Across the entries below, how many lines have the string "title" in them? Reply with only the number.

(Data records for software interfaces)
┄┄┄┄┄┄┄┄┄┄┄┄┄┄┄┄┄┄┄┄

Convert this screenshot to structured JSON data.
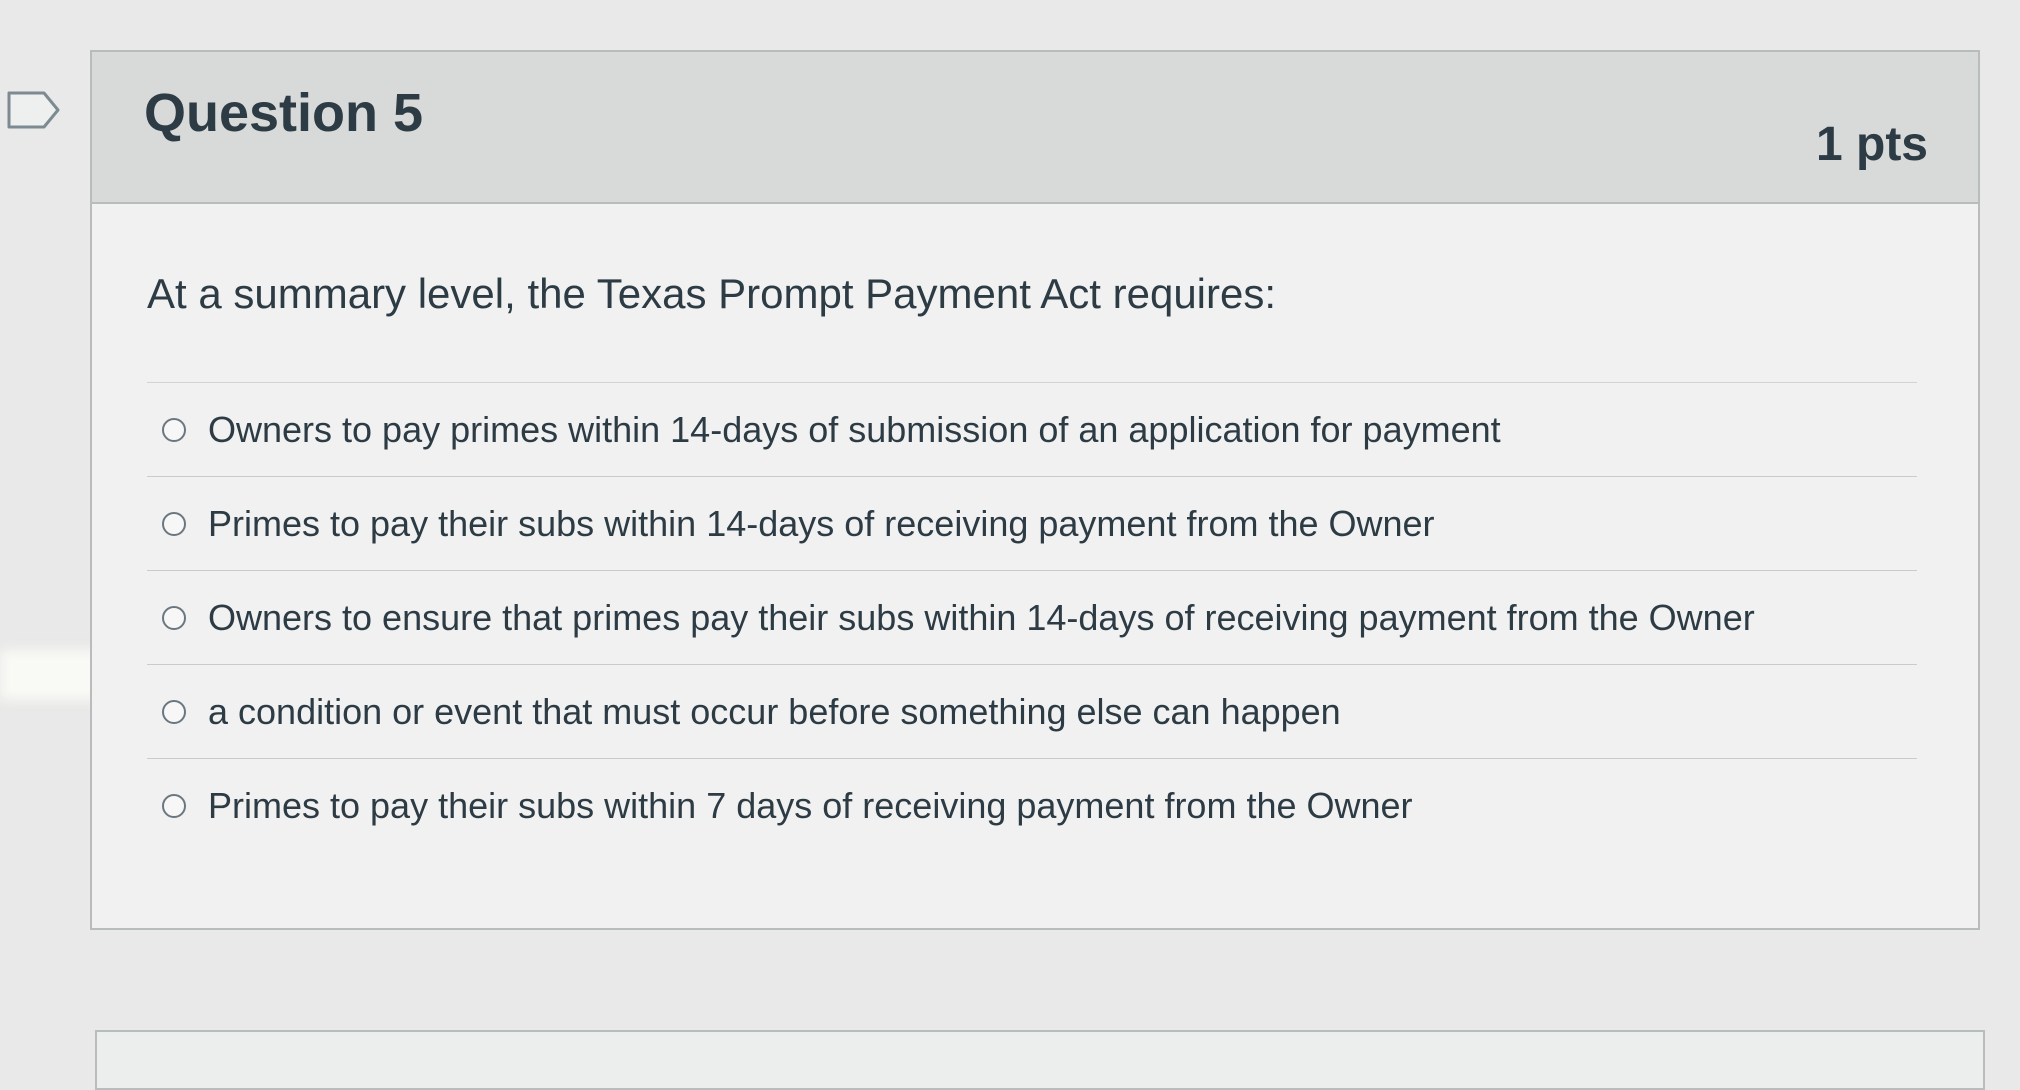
{
  "question": {
    "title": "Question 5",
    "points": "1 pts",
    "text": "At a summary level, the Texas Prompt Payment Act requires:",
    "answers": [
      {
        "label": "Owners to pay primes within 14-days of submission of an application for payment",
        "selected": false
      },
      {
        "label": "Primes to pay their subs within 14-days of receiving payment from the Owner",
        "selected": false
      },
      {
        "label": "Owners to ensure that primes pay their subs within 14-days of receiving payment from the Owner",
        "selected": false
      },
      {
        "label": "a condition or event that must occur before something else can happen",
        "selected": false
      },
      {
        "label": "Primes to pay their subs within 7 days of receiving payment from the Owner",
        "selected": false
      }
    ]
  },
  "icons": {
    "flag": "flag-question-icon",
    "radio": "radio-button-icon"
  },
  "colors": {
    "header_bg": "#d8dad9",
    "card_bg": "#f0f1f0",
    "text": "#2d3b45",
    "border": "#b8bcbd"
  }
}
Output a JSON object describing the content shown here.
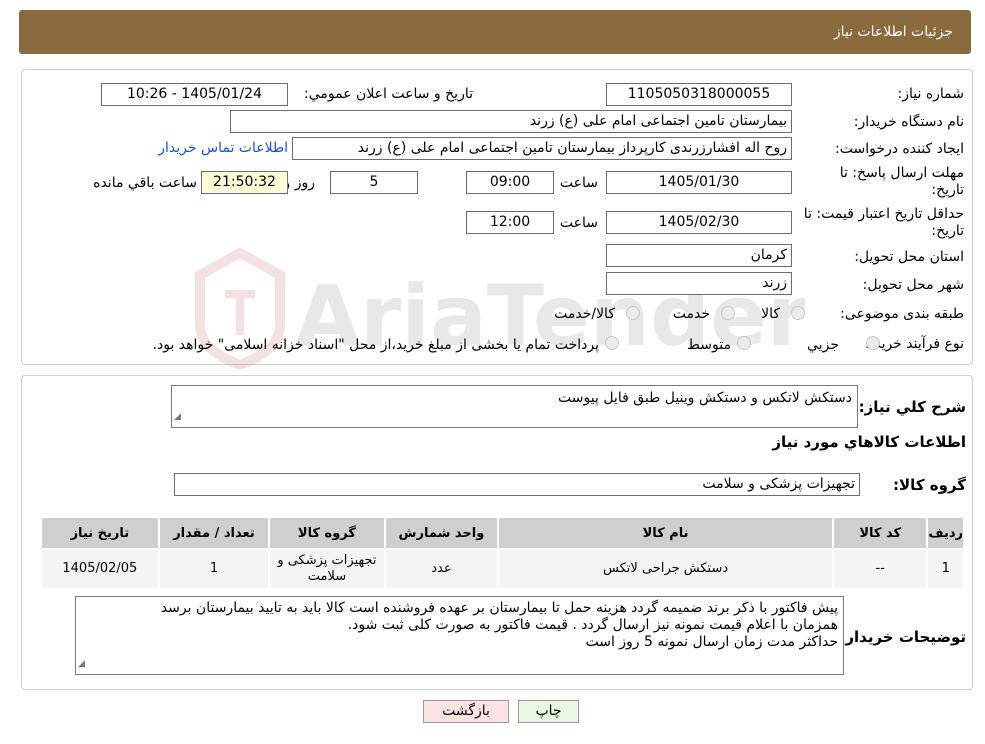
{
  "header": {
    "title": "جزئیات اطلاعات نیاز"
  },
  "need_number": {
    "label": "شماره نیاز:",
    "value": "1105050318000055"
  },
  "announce": {
    "label": "تاریخ و ساعت اعلان عمومي:",
    "value": "1405/01/24 - 10:26"
  },
  "buyer_org": {
    "label": "نام دستگاه خریدار:",
    "value": "بیمارستان تامین اجتماعی امام علی (ع) زرند"
  },
  "requester": {
    "label": "ایجاد کننده درخواست:",
    "value": "روح اله افشارزرندی کارپرداز بیمارستان تامین اجتماعی امام علی (ع) زرند",
    "contact_link": "اطلاعات تماس خریدار"
  },
  "deadline": {
    "label": "مهلت ارسال پاسخ: تا تاریخ:",
    "date": "1405/01/30",
    "time_label": "ساعت",
    "time": "09:00",
    "days": "5",
    "days_label": "روز و",
    "remaining": "21:50:32",
    "remaining_label": "ساعت باقي مانده"
  },
  "validity": {
    "label": "حداقل تاریخ اعتبار قیمت: تا تاریخ:",
    "date": "1405/02/30",
    "time_label": "ساعت",
    "time": "12:00"
  },
  "province": {
    "label": "استان محل تحویل:",
    "value": "کرمان"
  },
  "city": {
    "label": "شهر محل تحویل:",
    "value": "زرند"
  },
  "category": {
    "label": "طبقه بندی موضوعی:",
    "options": [
      "کالا",
      "خدمت",
      "کالا/خدمت"
    ]
  },
  "process": {
    "label": "نوع فرآیند خرید :",
    "options": [
      "جزیي",
      "متوسط"
    ],
    "note": "پرداخت تمام یا بخشی از مبلغ خرید،از محل \"اسناد خزانه اسلامی\" خواهد بود."
  },
  "watermark": {
    "text": "AriaTender.neT"
  },
  "summary": {
    "label": "شرح کلي نیاز:",
    "value": "دستکش لاتکس و دستکش وینیل طبق فایل پیوست"
  },
  "goods_section": {
    "title": "اطلاعات کالاهاي مورد نیاز"
  },
  "goods_group": {
    "label": "گروه کالا:",
    "value": "تجهیزات پزشکی و سلامت"
  },
  "table": {
    "headers": [
      "ردیف",
      "کد کالا",
      "نام کالا",
      "واحد شمارش",
      "گروه کالا",
      "تعداد / مقدار",
      "تاریخ نیاز"
    ],
    "rows": [
      [
        "1",
        "--",
        "دستکش جراحی لاتکس",
        "عدد",
        "تجهیزات پزشکی و سلامت",
        "1",
        "1405/02/05"
      ]
    ]
  },
  "buyer_notes": {
    "label": "توضیحات خریدار:",
    "lines": [
      "پیش فاکتور با ذکر برند ضمیمه گردد هزینه حمل تا بیمارستان بر عهده فروشنده است کالا باید به تایید بیمارستان برسد",
      "همزمان با اعلام قیمت نمونه نیز ارسال گردد . قیمت فاکتور به صورت کلی ثبت شود.",
      "حداکثر مدت زمان ارسال نمونه 5 روز است"
    ]
  },
  "buttons": {
    "print": "چاپ",
    "back": "بازگشت"
  },
  "colors": {
    "header_bg": "#8b6a3d",
    "link": "#1a4fd8",
    "print_bg": "#e8f7e0",
    "back_bg": "#fde2e2"
  }
}
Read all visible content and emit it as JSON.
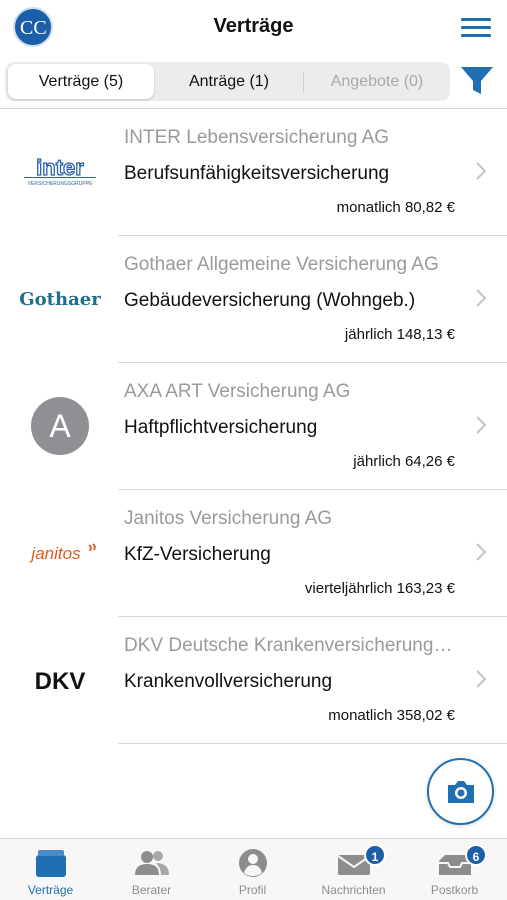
{
  "header": {
    "title": "Verträge",
    "logo_text": "CC",
    "menu_icon": "hamburger-menu-icon"
  },
  "tabs": [
    {
      "label": "Verträge (5)",
      "state": "active"
    },
    {
      "label": "Anträge (1)",
      "state": "normal"
    },
    {
      "label": "Angebote (0)",
      "state": "disabled"
    }
  ],
  "filter_icon": "filter-funnel-icon",
  "contracts": [
    {
      "company": "INTER Lebensversicherung AG",
      "product": "Berufsunfähigkeitsversicherung",
      "price": "monatlich 80,82 €",
      "logo_name": "inter",
      "logo_text": "inter",
      "logo_subtext": "VERSICHERUNGSGRUPPE"
    },
    {
      "company": "Gothaer Allgemeine Versicherung AG",
      "product": "Gebäudeversicherung (Wohngeb.)",
      "price": "jährlich 148,13 €",
      "logo_name": "gothaer",
      "logo_text": "Gothaer"
    },
    {
      "company": "AXA ART Versicherung AG",
      "product": "Haftpflichtversicherung",
      "price": "jährlich 64,26 €",
      "logo_name": "avatar",
      "logo_text": "A"
    },
    {
      "company": "Janitos Versicherung AG",
      "product": "KfZ-Versicherung",
      "price": "vierteljährlich 163,23 €",
      "logo_name": "janitos",
      "logo_text": "janitos"
    },
    {
      "company": "DKV Deutsche Krankenversicherung AG",
      "product": "Krankenvollversicherung",
      "price": "monatlich 358,02 €",
      "logo_name": "dkv",
      "logo_text": "DKV"
    }
  ],
  "camera_button_icon": "camera-icon",
  "bottom_nav": [
    {
      "label": "Verträge",
      "icon": "folder-icon",
      "active": true
    },
    {
      "label": "Berater",
      "icon": "people-icon",
      "active": false
    },
    {
      "label": "Profil",
      "icon": "person-icon",
      "active": false
    },
    {
      "label": "Nachrichten",
      "icon": "envelope-icon",
      "active": false,
      "badge": "1"
    },
    {
      "label": "Postkorb",
      "icon": "inbox-tray-icon",
      "active": false,
      "badge": "6"
    }
  ],
  "colors": {
    "accent": "#1f6fb2",
    "muted_text": "#9a9a9a",
    "gothaer": "#1d6f8a",
    "janitos": "#e05a1c",
    "dkv_green": "#1a8a3a",
    "avatar_bg": "#8f8f94"
  }
}
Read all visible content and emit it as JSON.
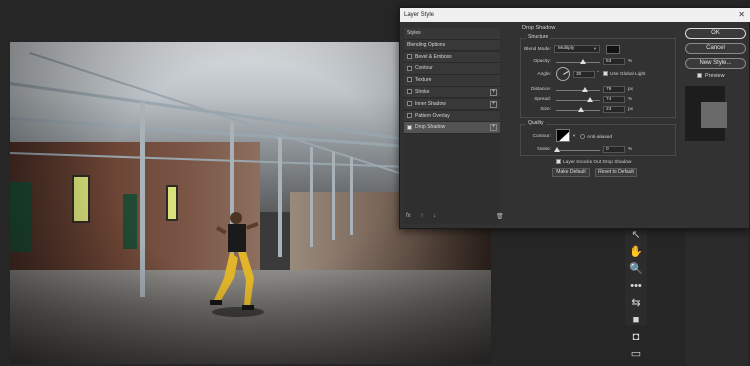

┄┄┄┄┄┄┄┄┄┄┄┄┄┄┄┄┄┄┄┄

## Response to the exercise
4